• [What you have to do]
Set down the entries below exactly; drop the pictures.

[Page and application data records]
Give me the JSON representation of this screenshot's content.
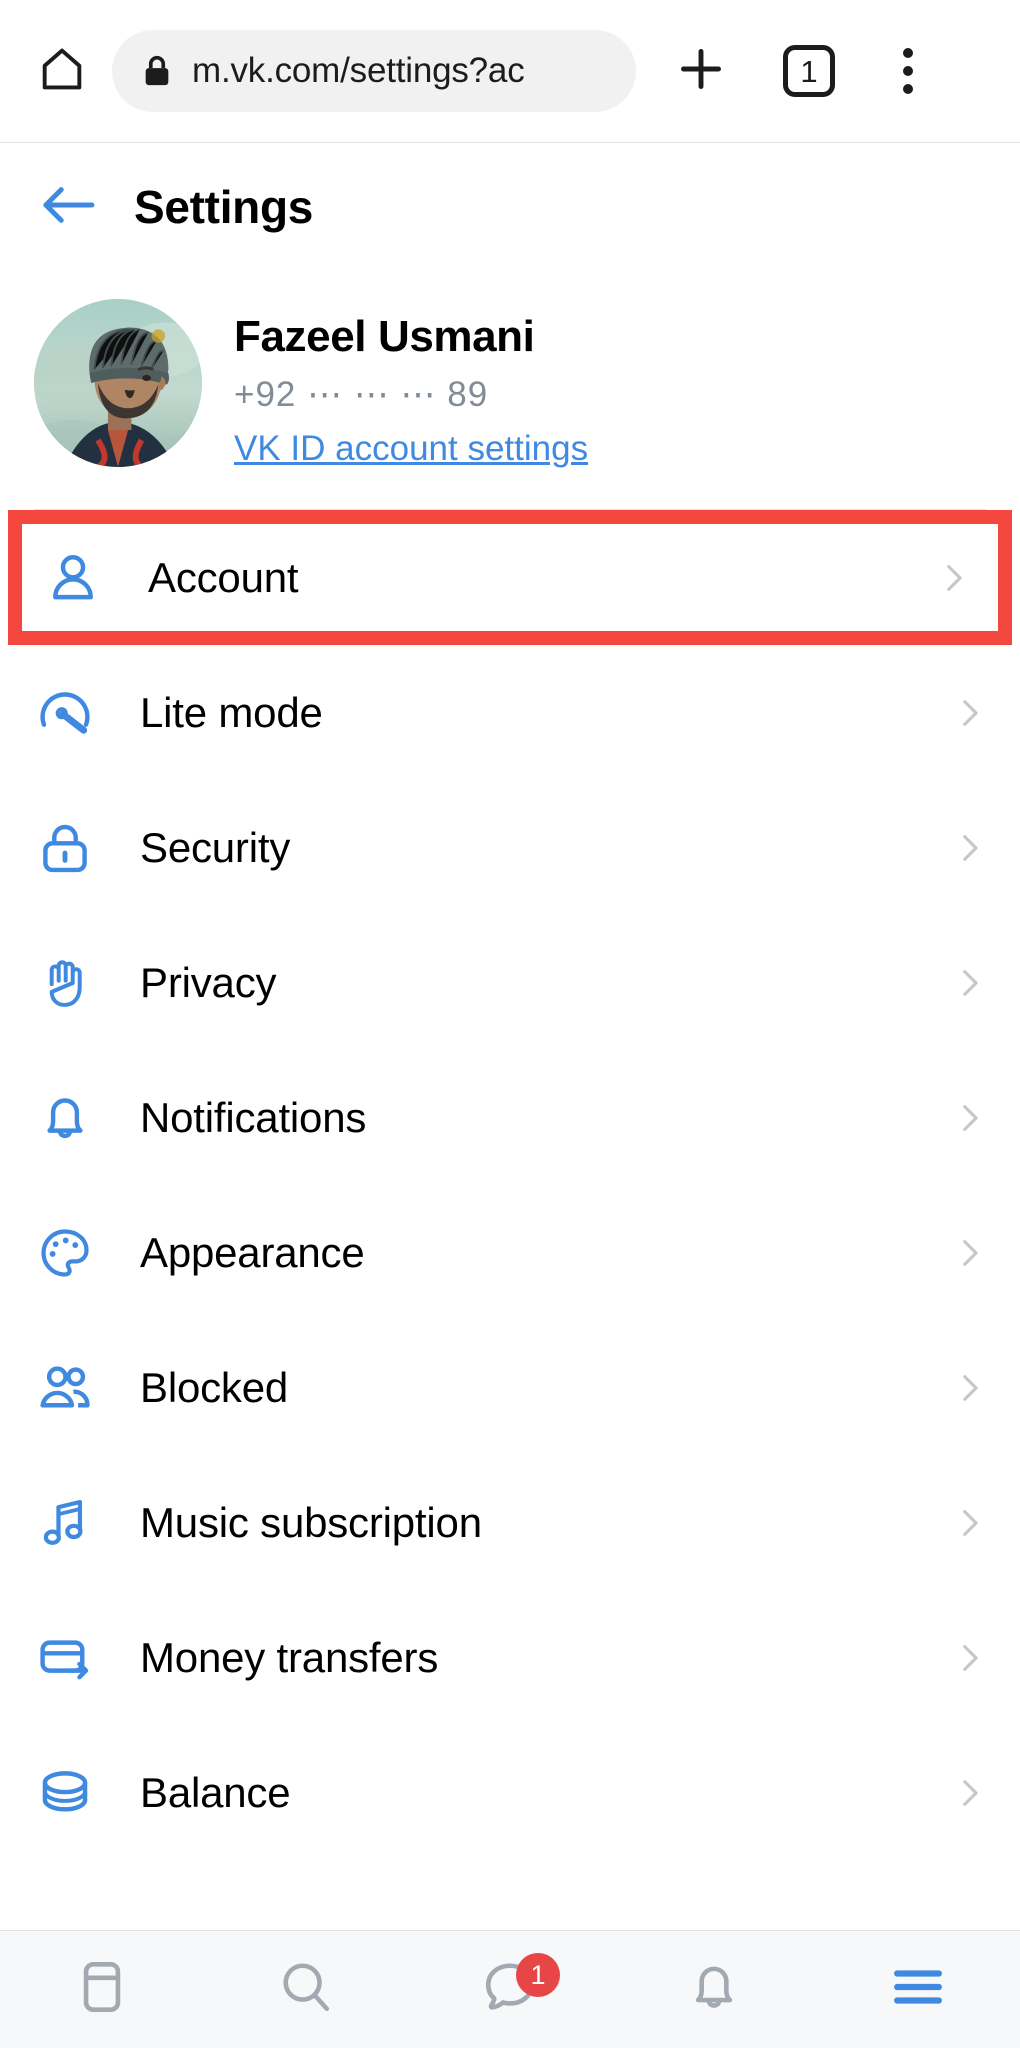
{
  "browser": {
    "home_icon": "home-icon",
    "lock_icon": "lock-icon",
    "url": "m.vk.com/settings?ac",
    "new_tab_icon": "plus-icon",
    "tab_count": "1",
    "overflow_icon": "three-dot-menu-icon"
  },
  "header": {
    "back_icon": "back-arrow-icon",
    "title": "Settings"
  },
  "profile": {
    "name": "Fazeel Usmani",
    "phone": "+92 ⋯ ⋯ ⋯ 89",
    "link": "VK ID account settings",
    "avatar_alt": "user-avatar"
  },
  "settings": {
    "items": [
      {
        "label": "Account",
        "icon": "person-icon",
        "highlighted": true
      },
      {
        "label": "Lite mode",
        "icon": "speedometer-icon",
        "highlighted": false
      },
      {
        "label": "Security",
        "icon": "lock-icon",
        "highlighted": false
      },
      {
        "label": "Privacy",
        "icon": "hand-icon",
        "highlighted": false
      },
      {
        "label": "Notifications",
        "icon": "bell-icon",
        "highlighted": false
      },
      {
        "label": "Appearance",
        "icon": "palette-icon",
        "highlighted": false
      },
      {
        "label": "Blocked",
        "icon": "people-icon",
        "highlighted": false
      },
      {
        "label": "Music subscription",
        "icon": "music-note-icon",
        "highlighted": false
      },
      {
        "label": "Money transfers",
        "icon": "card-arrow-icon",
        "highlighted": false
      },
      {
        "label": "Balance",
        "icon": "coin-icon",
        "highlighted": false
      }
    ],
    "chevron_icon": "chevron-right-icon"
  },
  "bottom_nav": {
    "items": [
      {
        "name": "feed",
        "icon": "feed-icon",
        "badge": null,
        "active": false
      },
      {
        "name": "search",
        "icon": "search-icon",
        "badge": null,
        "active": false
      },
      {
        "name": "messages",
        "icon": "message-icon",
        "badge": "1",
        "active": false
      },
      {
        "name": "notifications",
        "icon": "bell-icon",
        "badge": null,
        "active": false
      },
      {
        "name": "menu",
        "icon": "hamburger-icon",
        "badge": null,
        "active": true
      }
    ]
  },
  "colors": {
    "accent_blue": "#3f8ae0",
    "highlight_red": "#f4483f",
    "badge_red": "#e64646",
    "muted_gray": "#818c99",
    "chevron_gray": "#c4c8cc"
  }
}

• [Result]
Give me the JSON representation of this screenshot's content.
{
  "browser": {
    "home_icon": "home-icon",
    "lock_icon": "lock-icon",
    "url": "m.vk.com/settings?ac",
    "new_tab_icon": "plus-icon",
    "tab_count": "1",
    "overflow_icon": "three-dot-menu-icon"
  },
  "header": {
    "back_icon": "back-arrow-icon",
    "title": "Settings"
  },
  "profile": {
    "name": "Fazeel Usmani",
    "phone": "+92 ⋯ ⋯ ⋯ 89",
    "link": "VK ID account settings",
    "avatar_alt": "user-avatar"
  },
  "settings": {
    "items": [
      {
        "label": "Account",
        "icon": "person-icon",
        "highlighted": true
      },
      {
        "label": "Lite mode",
        "icon": "speedometer-icon",
        "highlighted": false
      },
      {
        "label": "Security",
        "icon": "lock-icon",
        "highlighted": false
      },
      {
        "label": "Privacy",
        "icon": "hand-icon",
        "highlighted": false
      },
      {
        "label": "Notifications",
        "icon": "bell-icon",
        "highlighted": false
      },
      {
        "label": "Appearance",
        "icon": "palette-icon",
        "highlighted": false
      },
      {
        "label": "Blocked",
        "icon": "people-icon",
        "highlighted": false
      },
      {
        "label": "Music subscription",
        "icon": "music-note-icon",
        "highlighted": false
      },
      {
        "label": "Money transfers",
        "icon": "card-arrow-icon",
        "highlighted": false
      },
      {
        "label": "Balance",
        "icon": "coin-icon",
        "highlighted": false
      }
    ],
    "chevron_icon": "chevron-right-icon"
  },
  "bottom_nav": {
    "items": [
      {
        "name": "feed",
        "icon": "feed-icon",
        "badge": null,
        "active": false
      },
      {
        "name": "search",
        "icon": "search-icon",
        "badge": null,
        "active": false
      },
      {
        "name": "messages",
        "icon": "message-icon",
        "badge": "1",
        "active": false
      },
      {
        "name": "notifications",
        "icon": "bell-icon",
        "badge": null,
        "active": false
      },
      {
        "name": "menu",
        "icon": "hamburger-icon",
        "badge": null,
        "active": true
      }
    ]
  },
  "colors": {
    "accent_blue": "#3f8ae0",
    "highlight_red": "#f4483f",
    "badge_red": "#e64646",
    "muted_gray": "#818c99",
    "chevron_gray": "#c4c8cc"
  }
}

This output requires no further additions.